Her announcement came amid the growing controversy over price hikes with pharmaceuticals and a recently announced plan by Hillary Clinton to reduce drug prices.

"Over the past several months, consumers -- as well as hospitals, providers, employers, and state Medicaid directors -- have grown increasingly frustrated by drug costs that show no sign of slowing down," she said in a statement. "Consumers are looking to policymakers and leaders of both parties to advance meaningful solutions to these cost challenges."

[Also: Closing the 'doughnut hole': Part D beneficiaries could see big drug savings in 2011]

Without naming the presidential candidate, Tavenner took aim at Clinton's recent proposal, saying it would not make drug prices more affordable.

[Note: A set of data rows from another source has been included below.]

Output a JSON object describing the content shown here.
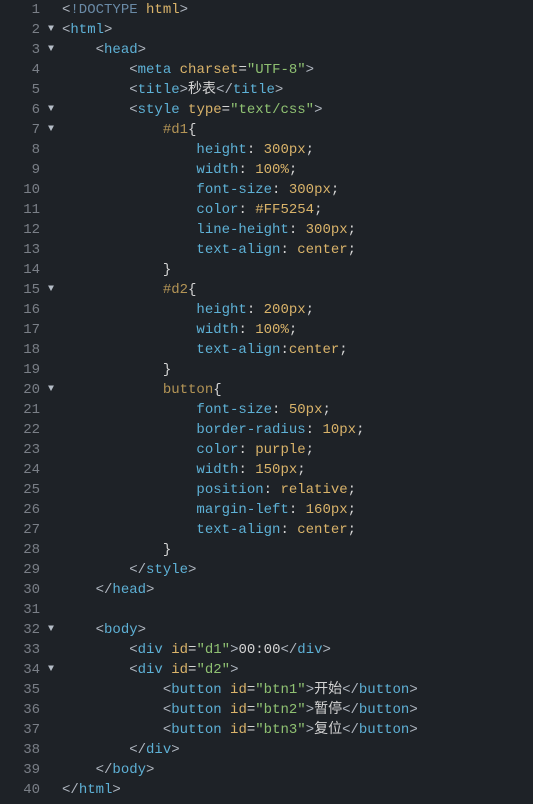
{
  "lines": [
    {
      "n": 1,
      "fold": "",
      "tokens": [
        [
          "ang",
          "<"
        ],
        [
          "doct",
          "!DOCTYPE "
        ],
        [
          "attr",
          "html"
        ],
        [
          "ang",
          ">"
        ]
      ]
    },
    {
      "n": 2,
      "fold": "▼",
      "tokens": [
        [
          "ang",
          "<"
        ],
        [
          "tag",
          "html"
        ],
        [
          "ang",
          ">"
        ]
      ]
    },
    {
      "n": 3,
      "fold": "▼",
      "tokens": [
        [
          "txt",
          "    "
        ],
        [
          "ang",
          "<"
        ],
        [
          "tag",
          "head"
        ],
        [
          "ang",
          ">"
        ]
      ]
    },
    {
      "n": 4,
      "fold": "",
      "tokens": [
        [
          "txt",
          "        "
        ],
        [
          "ang",
          "<"
        ],
        [
          "tag",
          "meta "
        ],
        [
          "attr",
          "charset"
        ],
        [
          "pun",
          "="
        ],
        [
          "str",
          "\"UTF-8\""
        ],
        [
          "ang",
          ">"
        ]
      ]
    },
    {
      "n": 5,
      "fold": "",
      "tokens": [
        [
          "txt",
          "        "
        ],
        [
          "ang",
          "<"
        ],
        [
          "tag",
          "title"
        ],
        [
          "ang",
          ">"
        ],
        [
          "txt",
          "秒表"
        ],
        [
          "ang",
          "</"
        ],
        [
          "tag",
          "title"
        ],
        [
          "ang",
          ">"
        ]
      ]
    },
    {
      "n": 6,
      "fold": "▼",
      "tokens": [
        [
          "txt",
          "        "
        ],
        [
          "ang",
          "<"
        ],
        [
          "tag",
          "style "
        ],
        [
          "attr",
          "type"
        ],
        [
          "pun",
          "="
        ],
        [
          "str",
          "\"text/css\""
        ],
        [
          "ang",
          ">"
        ]
      ]
    },
    {
      "n": 7,
      "fold": "▼",
      "tokens": [
        [
          "txt",
          "            "
        ],
        [
          "sel",
          "#d1"
        ],
        [
          "pun",
          "{"
        ]
      ]
    },
    {
      "n": 8,
      "fold": "",
      "tokens": [
        [
          "txt",
          "                "
        ],
        [
          "prop",
          "height"
        ],
        [
          "pun",
          ": "
        ],
        [
          "val",
          "300px"
        ],
        [
          "pun",
          ";"
        ]
      ]
    },
    {
      "n": 9,
      "fold": "",
      "tokens": [
        [
          "txt",
          "                "
        ],
        [
          "prop",
          "width"
        ],
        [
          "pun",
          ": "
        ],
        [
          "val",
          "100%"
        ],
        [
          "pun",
          ";"
        ]
      ]
    },
    {
      "n": 10,
      "fold": "",
      "tokens": [
        [
          "txt",
          "                "
        ],
        [
          "prop",
          "font-size"
        ],
        [
          "pun",
          ": "
        ],
        [
          "val",
          "300px"
        ],
        [
          "pun",
          ";"
        ]
      ]
    },
    {
      "n": 11,
      "fold": "",
      "tokens": [
        [
          "txt",
          "                "
        ],
        [
          "prop",
          "color"
        ],
        [
          "pun",
          ": "
        ],
        [
          "valhex",
          "#FF5254"
        ],
        [
          "pun",
          ";"
        ]
      ]
    },
    {
      "n": 12,
      "fold": "",
      "tokens": [
        [
          "txt",
          "                "
        ],
        [
          "prop",
          "line-height"
        ],
        [
          "pun",
          ": "
        ],
        [
          "val",
          "300px"
        ],
        [
          "pun",
          ";"
        ]
      ]
    },
    {
      "n": 13,
      "fold": "",
      "tokens": [
        [
          "txt",
          "                "
        ],
        [
          "prop",
          "text-align"
        ],
        [
          "pun",
          ": "
        ],
        [
          "val",
          "center"
        ],
        [
          "pun",
          ";"
        ]
      ]
    },
    {
      "n": 14,
      "fold": "",
      "tokens": [
        [
          "txt",
          "            "
        ],
        [
          "pun",
          "}"
        ]
      ]
    },
    {
      "n": 15,
      "fold": "▼",
      "tokens": [
        [
          "txt",
          "            "
        ],
        [
          "sel",
          "#d2"
        ],
        [
          "pun",
          "{"
        ]
      ]
    },
    {
      "n": 16,
      "fold": "",
      "tokens": [
        [
          "txt",
          "                "
        ],
        [
          "prop",
          "height"
        ],
        [
          "pun",
          ": "
        ],
        [
          "val",
          "200px"
        ],
        [
          "pun",
          ";"
        ]
      ]
    },
    {
      "n": 17,
      "fold": "",
      "tokens": [
        [
          "txt",
          "                "
        ],
        [
          "prop",
          "width"
        ],
        [
          "pun",
          ": "
        ],
        [
          "val",
          "100%"
        ],
        [
          "pun",
          ";"
        ]
      ]
    },
    {
      "n": 18,
      "fold": "",
      "tokens": [
        [
          "txt",
          "                "
        ],
        [
          "prop",
          "text-align"
        ],
        [
          "pun",
          ":"
        ],
        [
          "val",
          "center"
        ],
        [
          "pun",
          ";"
        ]
      ]
    },
    {
      "n": 19,
      "fold": "",
      "tokens": [
        [
          "txt",
          "            "
        ],
        [
          "pun",
          "}"
        ]
      ]
    },
    {
      "n": 20,
      "fold": "▼",
      "tokens": [
        [
          "txt",
          "            "
        ],
        [
          "sel",
          "button"
        ],
        [
          "pun",
          "{"
        ]
      ]
    },
    {
      "n": 21,
      "fold": "",
      "tokens": [
        [
          "txt",
          "                "
        ],
        [
          "prop",
          "font-size"
        ],
        [
          "pun",
          ": "
        ],
        [
          "val",
          "50px"
        ],
        [
          "pun",
          ";"
        ]
      ]
    },
    {
      "n": 22,
      "fold": "",
      "tokens": [
        [
          "txt",
          "                "
        ],
        [
          "prop",
          "border-radius"
        ],
        [
          "pun",
          ": "
        ],
        [
          "val",
          "10px"
        ],
        [
          "pun",
          ";"
        ]
      ]
    },
    {
      "n": 23,
      "fold": "",
      "tokens": [
        [
          "txt",
          "                "
        ],
        [
          "prop",
          "color"
        ],
        [
          "pun",
          ": "
        ],
        [
          "val",
          "purple"
        ],
        [
          "pun",
          ";"
        ]
      ]
    },
    {
      "n": 24,
      "fold": "",
      "tokens": [
        [
          "txt",
          "                "
        ],
        [
          "prop",
          "width"
        ],
        [
          "pun",
          ": "
        ],
        [
          "val",
          "150px"
        ],
        [
          "pun",
          ";"
        ]
      ]
    },
    {
      "n": 25,
      "fold": "",
      "tokens": [
        [
          "txt",
          "                "
        ],
        [
          "prop",
          "position"
        ],
        [
          "pun",
          ": "
        ],
        [
          "val",
          "relative"
        ],
        [
          "pun",
          ";"
        ]
      ]
    },
    {
      "n": 26,
      "fold": "",
      "tokens": [
        [
          "txt",
          "                "
        ],
        [
          "prop",
          "margin-left"
        ],
        [
          "pun",
          ": "
        ],
        [
          "val",
          "160px"
        ],
        [
          "pun",
          ";"
        ]
      ]
    },
    {
      "n": 27,
      "fold": "",
      "tokens": [
        [
          "txt",
          "                "
        ],
        [
          "prop",
          "text-align"
        ],
        [
          "pun",
          ": "
        ],
        [
          "val",
          "center"
        ],
        [
          "pun",
          ";"
        ]
      ]
    },
    {
      "n": 28,
      "fold": "",
      "tokens": [
        [
          "txt",
          "            "
        ],
        [
          "pun",
          "}"
        ]
      ]
    },
    {
      "n": 29,
      "fold": "",
      "tokens": [
        [
          "txt",
          "        "
        ],
        [
          "ang",
          "</"
        ],
        [
          "tag",
          "style"
        ],
        [
          "ang",
          ">"
        ]
      ]
    },
    {
      "n": 30,
      "fold": "",
      "tokens": [
        [
          "txt",
          "    "
        ],
        [
          "ang",
          "</"
        ],
        [
          "tag",
          "head"
        ],
        [
          "ang",
          ">"
        ]
      ]
    },
    {
      "n": 31,
      "fold": "",
      "tokens": []
    },
    {
      "n": 32,
      "fold": "▼",
      "tokens": [
        [
          "txt",
          "    "
        ],
        [
          "ang",
          "<"
        ],
        [
          "tag",
          "body"
        ],
        [
          "ang",
          ">"
        ]
      ]
    },
    {
      "n": 33,
      "fold": "",
      "tokens": [
        [
          "txt",
          "        "
        ],
        [
          "ang",
          "<"
        ],
        [
          "tag",
          "div "
        ],
        [
          "attr",
          "id"
        ],
        [
          "pun",
          "="
        ],
        [
          "str",
          "\"d1\""
        ],
        [
          "ang",
          ">"
        ],
        [
          "txt",
          "00:00"
        ],
        [
          "ang",
          "</"
        ],
        [
          "tag",
          "div"
        ],
        [
          "ang",
          ">"
        ]
      ]
    },
    {
      "n": 34,
      "fold": "▼",
      "tokens": [
        [
          "txt",
          "        "
        ],
        [
          "ang",
          "<"
        ],
        [
          "tag",
          "div "
        ],
        [
          "attr",
          "id"
        ],
        [
          "pun",
          "="
        ],
        [
          "str",
          "\"d2\""
        ],
        [
          "ang",
          ">"
        ]
      ]
    },
    {
      "n": 35,
      "fold": "",
      "tokens": [
        [
          "txt",
          "            "
        ],
        [
          "ang",
          "<"
        ],
        [
          "tag",
          "button "
        ],
        [
          "attr",
          "id"
        ],
        [
          "pun",
          "="
        ],
        [
          "str",
          "\"btn1\""
        ],
        [
          "ang",
          ">"
        ],
        [
          "txt",
          "开始"
        ],
        [
          "ang",
          "</"
        ],
        [
          "tag",
          "button"
        ],
        [
          "ang",
          ">"
        ]
      ]
    },
    {
      "n": 36,
      "fold": "",
      "tokens": [
        [
          "txt",
          "            "
        ],
        [
          "ang",
          "<"
        ],
        [
          "tag",
          "button "
        ],
        [
          "attr",
          "id"
        ],
        [
          "pun",
          "="
        ],
        [
          "str",
          "\"btn2\""
        ],
        [
          "ang",
          ">"
        ],
        [
          "txt",
          "暂停"
        ],
        [
          "ang",
          "</"
        ],
        [
          "tag",
          "button"
        ],
        [
          "ang",
          ">"
        ]
      ]
    },
    {
      "n": 37,
      "fold": "",
      "tokens": [
        [
          "txt",
          "            "
        ],
        [
          "ang",
          "<"
        ],
        [
          "tag",
          "button "
        ],
        [
          "attr",
          "id"
        ],
        [
          "pun",
          "="
        ],
        [
          "str",
          "\"btn3\""
        ],
        [
          "ang",
          ">"
        ],
        [
          "txt",
          "复位"
        ],
        [
          "ang",
          "</"
        ],
        [
          "tag",
          "button"
        ],
        [
          "ang",
          ">"
        ]
      ]
    },
    {
      "n": 38,
      "fold": "",
      "tokens": [
        [
          "txt",
          "        "
        ],
        [
          "ang",
          "</"
        ],
        [
          "tag",
          "div"
        ],
        [
          "ang",
          ">"
        ]
      ]
    },
    {
      "n": 39,
      "fold": "",
      "tokens": [
        [
          "txt",
          "    "
        ],
        [
          "ang",
          "</"
        ],
        [
          "tag",
          "body"
        ],
        [
          "ang",
          ">"
        ]
      ]
    },
    {
      "n": 40,
      "fold": "",
      "tokens": [
        [
          "ang",
          "</"
        ],
        [
          "tag",
          "html"
        ],
        [
          "ang",
          ">"
        ]
      ]
    }
  ]
}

Instead, she advocated for transparency.

"Yet recent proposals that would impose arbitrary caps on insurance coverage or force government negotiation on prescription drug prices will only add to the cost pressures facing individuals and families across the country," Tavenner said. "We strongly believe that greater transparency around drug pricing and more competition in the market are critical to support sustainable, private-sector solutions that deliver the best value for patients and the health system."

Tavenner said Tuesday that AHIP supports encouraging alternative payment and incentive structures for new drugs and technology; shortening the exclusivity period for biologics to promote greater price competition and earlier access to lower-cost specialty drugs and biosimilars; prohibiting abuse of the patent process by drug companies; removing barriers at the state level that restrict the use of biosimilars; expanding research on treatment effectiveness; and promoting transparency on prescription drug research, development, and pricing.

[Also: CMS spent $103 billion on Medicare Part D in 2013, $2.5 billion on Nexium]

Earlier this week, Turing Pharmaceutical CEO Martin Shkreli drew sharp criticism after his privately held company boosted the price of AIDS treatment drug Daraprim from a reported $13.50 a tablet to $750.

Turing acquired the drug in August. Daraprim treats toxoplasmosis, a parasitic disease that severely affects those with impaired immune systems, such as those with AIDS and cancer. Turing told Fortune that it hoped to spur investment to increase research to improve on the current formulation and seek to develop new therapeutics to eradicate the disease.

Critics have said the motive is pure greed.

The Pharmaceutical Research and Manufacturers of America also took aim at Clinton this year for her plan to combat rising drug prices.

PhRMA President and CEO John Castellani said Clinton's proposal would kill jobs, risk patient safety and halt investment in new cures for diseases such as Alzheimer's, Parkinson's and cancer.

"Secretary Clinton's proposal would turn back the clock on medical innovation and halt progress against the diseases that patients fear most," PhRMA president and CEO John Castellani wrote in a statement.

[Also: Marilyn Tavenner tapped to run America's Health Insurance Plans]

He also accused Clinton of seizing on the "false notion" that medical spending is driven by increasing healthcare costs overall while ignoring the market's ability to "keep spending in check."

Clinton was expected to drop details of her long-awaited healthcare platform at a campaign event Tuesday in Iowa. She previewed the proposals in Louisiana and Arkansas on Monday, pledging to drive down the costs of prescription drugs by $100 billion over 10 years.

Clinton's plan would deny tax breaks for televised direct-to-consumer advertising and require drug companies that receive taxpayers' support to invest in research and development, according to a published source.

The Democratic presidential candidate's proposal would place a monthly cap of $250 on covered out-of-pocket prescription drug costs to help patients with chronic or serious health conditions.

Twitter: @SusanMorseHFN